%%
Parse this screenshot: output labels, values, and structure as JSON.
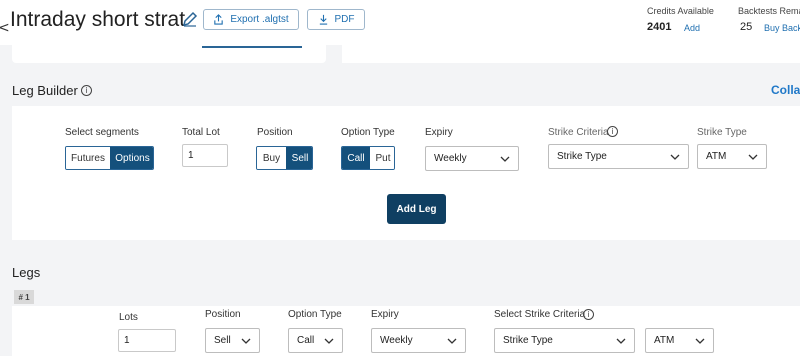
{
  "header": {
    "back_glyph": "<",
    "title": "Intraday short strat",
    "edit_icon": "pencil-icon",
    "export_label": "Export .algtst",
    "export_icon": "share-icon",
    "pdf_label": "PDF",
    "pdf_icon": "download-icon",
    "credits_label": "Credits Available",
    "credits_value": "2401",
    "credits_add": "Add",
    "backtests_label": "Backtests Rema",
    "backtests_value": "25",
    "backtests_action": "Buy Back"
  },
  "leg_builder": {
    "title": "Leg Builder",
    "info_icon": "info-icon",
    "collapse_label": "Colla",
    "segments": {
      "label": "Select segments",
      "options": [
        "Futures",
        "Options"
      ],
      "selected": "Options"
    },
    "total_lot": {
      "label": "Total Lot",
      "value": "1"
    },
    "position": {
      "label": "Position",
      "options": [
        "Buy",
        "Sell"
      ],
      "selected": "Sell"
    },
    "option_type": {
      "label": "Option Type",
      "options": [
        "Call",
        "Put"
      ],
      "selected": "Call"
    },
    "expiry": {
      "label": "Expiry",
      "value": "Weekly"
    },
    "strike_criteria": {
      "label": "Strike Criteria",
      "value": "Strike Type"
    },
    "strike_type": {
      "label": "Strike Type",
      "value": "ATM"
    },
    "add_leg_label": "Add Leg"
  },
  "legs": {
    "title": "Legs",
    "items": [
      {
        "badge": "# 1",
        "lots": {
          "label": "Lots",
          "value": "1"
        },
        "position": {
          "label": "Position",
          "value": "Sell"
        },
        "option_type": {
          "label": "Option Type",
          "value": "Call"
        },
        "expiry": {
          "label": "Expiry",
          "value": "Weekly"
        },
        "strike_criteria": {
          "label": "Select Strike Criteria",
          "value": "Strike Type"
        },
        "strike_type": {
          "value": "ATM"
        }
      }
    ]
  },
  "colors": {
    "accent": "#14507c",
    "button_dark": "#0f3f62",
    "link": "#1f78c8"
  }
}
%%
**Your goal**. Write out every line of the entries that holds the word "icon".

**Exercise solution**.
    "edit_icon": "pencil-icon",
    "export_icon": "share-icon",
    "pdf_icon": "download-icon",
    "info_icon": "info-icon",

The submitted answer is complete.